http://mt-bw.co.uk/wp-includes/sitemaps/providers The roots of this recipe are circuitous, which most recipes actually are – at least the ones I adore. Let’s begin at the beginning. True story: while hiking with me in Mexico, my sister Susan mentioned these little almond gems because we incessantly talk about food and cooking and she knows I love, love, love crispy, nutty, not too sweet, easy to make cookies to have with tea or coffee. Shortly thereafter she sent me a link to the recipe for Almond Slices from David Lebovitz’s blog and he gave credit to his recently deceased friend Flo Braker. So from Flo to David to Susan to moi. Oui oui!
I had the added benefit of my sister’s suggestions and comments before I actually got started. We decided that a bit more cinnamon hit the spot and agreed that salted butter would add a nice balance to the sweetness of the cookies. We both have the same oven and probably equivalent baking skills, so that works for me. I made them and loved them – crispy, nice texture, nutty, sweet and so good it’s impossible for me to eat fewer than two at a time. Susan made them for her 4th of July bash and they were ooooed and ahhhed over, and the only people that haven’t liked them to date are Jakey Boy, his wife Nazlee and her Persian family. These naysayers do not like sweet desserts ever, so do not let this stop you.
The original recipe says this makes 80-90, but in my world I would count on 45-55 realistically. Unless you slice more thinly than me…
- 1 stick of salted butter (4 oz) cut into 8 pieces.
- ⅓ cup water
- 1 ⅓ cups raw turbinado sugar (most grocery stores will carry this)
- ½ heaping teaspoon ground cinnamon
- 2 ⅓ cups unbleached all purpose flour
- ¼ tsp baking soda
- 1 cup sliced almonds
Melt the butter in a medium-sized saucepan over low heat with the water, sugar, and cinnamon. Stir until the butter just melts but don’t allow it to boil: most of the sugar should not be dissolved.
Remove from the heat and stir in the flour, baking soda, and almonds with a rubber spatula until well blended.
A great tip, per Mr. Lebovitz, is not to let the sugar melt when you’re mixing in the butter; the big crystals add a wonderful crunch to these delightfully delicious cookies.

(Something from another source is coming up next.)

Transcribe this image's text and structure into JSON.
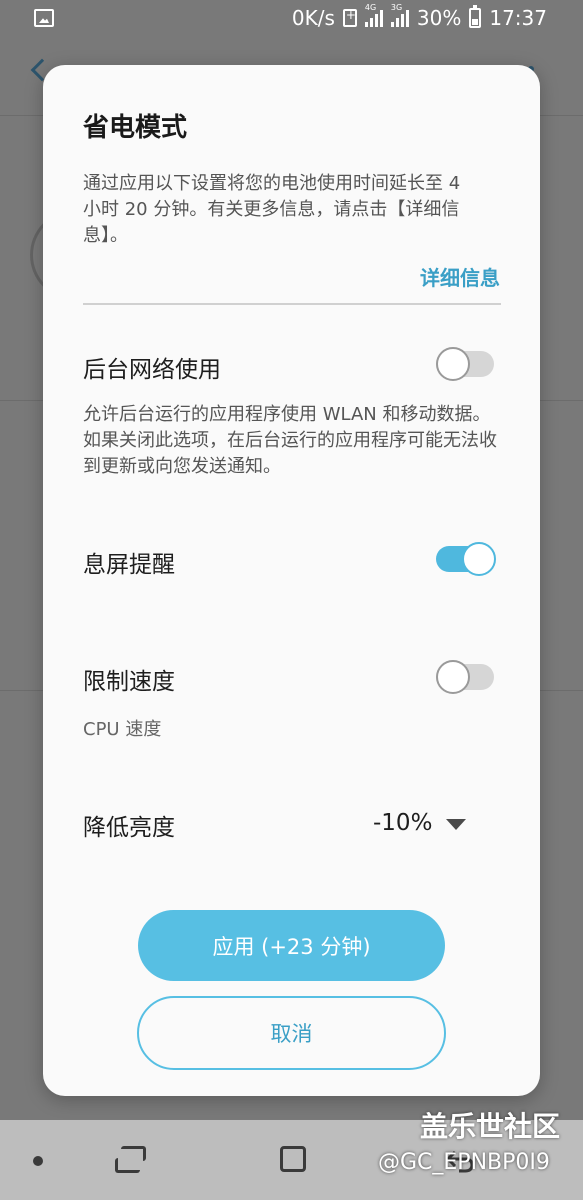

Line a 8-9-inch bread loaf pan with plastic wrap and press the dough into the pan so the top is smooth. I do this with an offset spatula. Cover well and chill until very firm. Personally, I do this overnight.
To bake the cookies, preheat the oven to 325Fº. Using a very sharp chef’s knife, slice the dough crosswise, as thin as possible, into rectangles. The thinner they are, the more delicate and crisp they’ll be.
Space the cookies on parchment lined baking sheets and bake in the middle of the oven for 10-15 minutes, or until the cookies feel slightly firm and the undersides are golden brown. Carefully turn the cookies to their other side with a large offset spatula and bake an additional 10-15 minutes, until the cookies are crisp and deep golden-brown on top. The baking times depend on how thin you cut the cookies. Mine took 15 minutes for the first side and 13-15 minutes for the second side. Be careful because they go from nutty brown to burned in a flash, and I speak from experience.
Cool completely, then store in an airtight bin until ready to serve.
Storage: Once baked, the cookies will keep in an airtight container at room temperature for up to three days or in the freezer for a month.
The dough can be stored in the refrigerator for up to four days, or frozen for up to two months, if well-wrapped. I have even sliced and baked the cookies straight from the freezer with great results. Perhaps I should let David in on this little tip!